U.S. Navy Diving ManualVolume 2
The first and most important action that a trapped diver can take is to stop and
think. The diver shall remain calm, analyze the situation, and carefully try to work
free. Panic and overexertion are the greatest dangers to the trapped diver. If the
situation cannot be resolved readily, help should be obtained. A new umbilical can
be provided to the surface-supplied diver; the scuba diver can be given a new
apparatus or may be furnished air by the dive partner.
Once the diver has been freed and returns to the surface, the diver shall be exam-
ined and treated, bearing in mind the following considerations:
The diver will probably be overtired and emotionally exhausted.
The diver may be suffering from or approaching hypothermia.
The diver may have a physical injury.
A scuba diver may be suffering from asphyxia.
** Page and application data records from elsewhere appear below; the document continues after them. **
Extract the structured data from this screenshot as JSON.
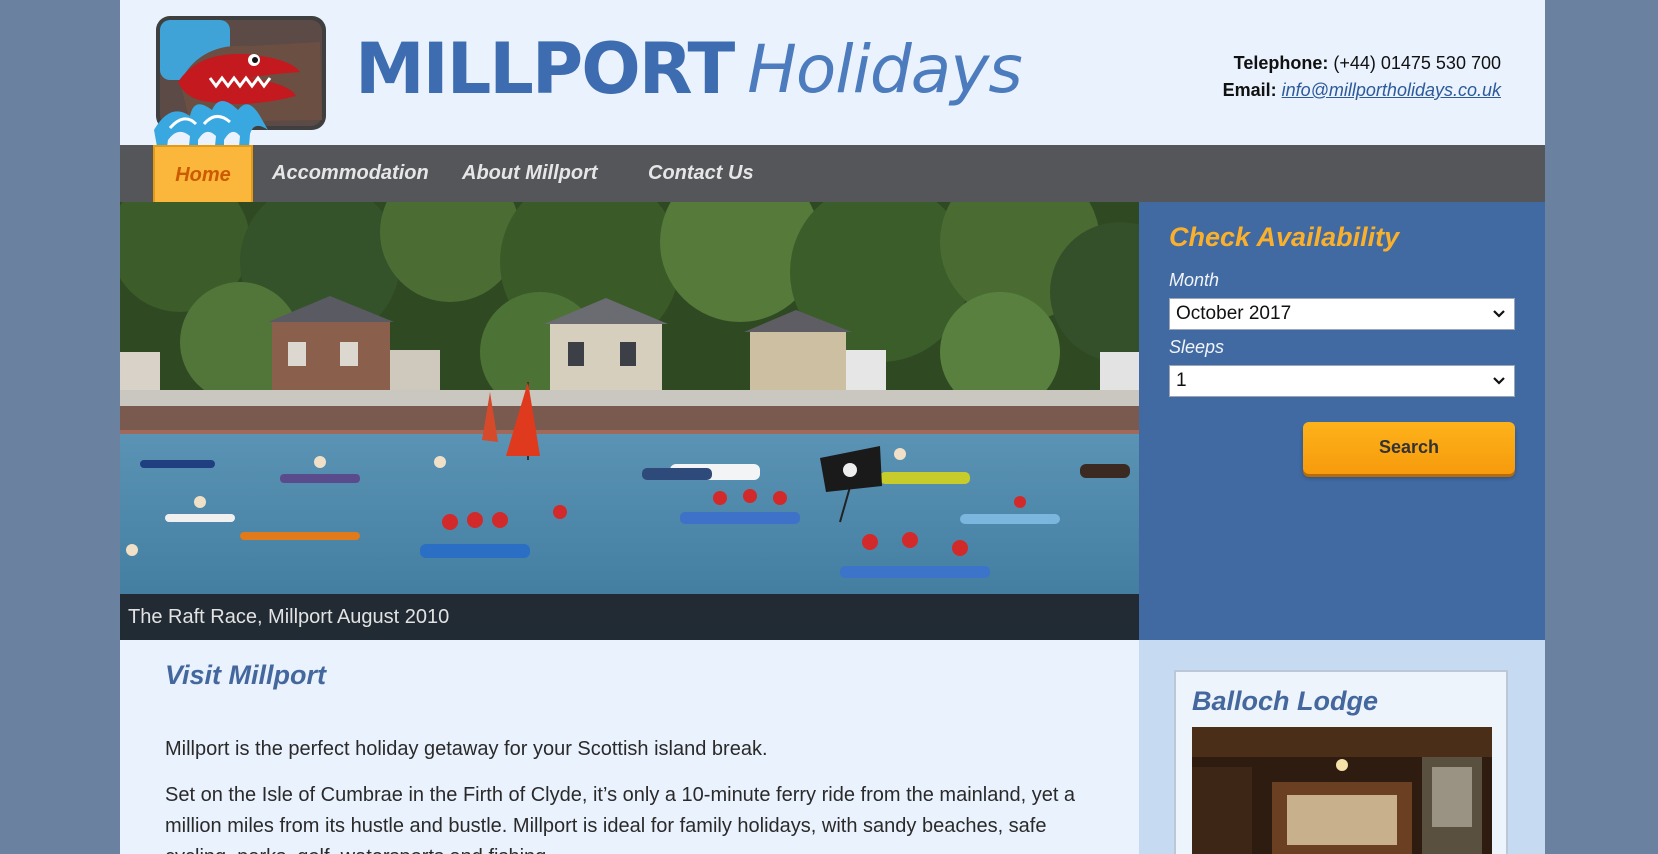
{
  "brand": {
    "name_bold": "MILLPORT",
    "name_light": "Holidays",
    "logo_icon": "crocodile-rock-icon"
  },
  "contact": {
    "phone_label": "Telephone:",
    "phone_value": "(+44) 01475 530 700",
    "email_label": "Email:",
    "email_value": "info@millportholidays.co.uk"
  },
  "nav": {
    "items": [
      "Home",
      "Accommodation",
      "About Millport",
      "Contact Us"
    ],
    "active": "Home"
  },
  "hero": {
    "caption": "The Raft Race, Millport August 2010"
  },
  "availability": {
    "title": "Check Availability",
    "month_label": "Month",
    "month_value": "October 2017",
    "sleeps_label": "Sleeps",
    "sleeps_value": "1",
    "search_label": "Search"
  },
  "content": {
    "heading": "Visit Millport",
    "para1": "Millport is the perfect holiday getaway for your Scottish island break.",
    "para2": "Set on the Isle of Cumbrae in the Firth of Clyde, it’s only a 10-minute ferry ride from the mainland, yet a million miles from its hustle and bustle. Millport is ideal for family holidays, with sandy beaches, safe cycling, parks, golf, watersports and fishing."
  },
  "sidebar": {
    "lodge_title": "Balloch Lodge"
  },
  "colors": {
    "page_bg": "#6a819f",
    "content_bg": "#eaf2fd",
    "brand_blue": "#3d6db0",
    "nav_bg": "#555659",
    "nav_active_bg": "#fbb73b",
    "nav_active_text": "#cc5a00",
    "avail_bg": "#416aa3",
    "avail_title": "#fbb02b",
    "button": "#f9a514",
    "heading": "#44689e"
  }
}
If a free ascent has been made,
gas embolism may have developed.
Significant decompression time may have been missed.
Equipment Failure. With well-maintained equipment that is thoroughly inspected
and tested before each dive, operational failure is rarely a problem. When a failure
does occur, the correct procedures will depend upon the type of equipment and
dive. As with most emergencies, the training and experience of the diver and the
diving team will be the most important factor in resolving the situation safely.
Loss of Gas Supply. Usually, when a diver loses breathing gas it should be
obvious almost immediately. Some diving apparatus configurations may have an
emergency gas supply (EGS). When breathing gas is interrupted, the dive shall be
aborted and the diver surfaced as soon as possible. Surfacing divers may be
suffering from hypoxia, hypercapnia, missed decompression, or a combination of
the three, and should be treated accordingly.
Loss of Communications. If audio communications are lost with surface-
supplied gear, the system may have failed or the diver could be in trouble. If
communications are lost:
Use line-pull signals at once. Depth, current, bottom or work site conditions
Check the rising bubbles of air. A cessation or marked decrease of bubbles
could be a sign of trouble.
Listen for sounds from the diving helmet. If no sound is heard, the circuit is
probably out of order. If the flow of bubbles seems normal, the diver may be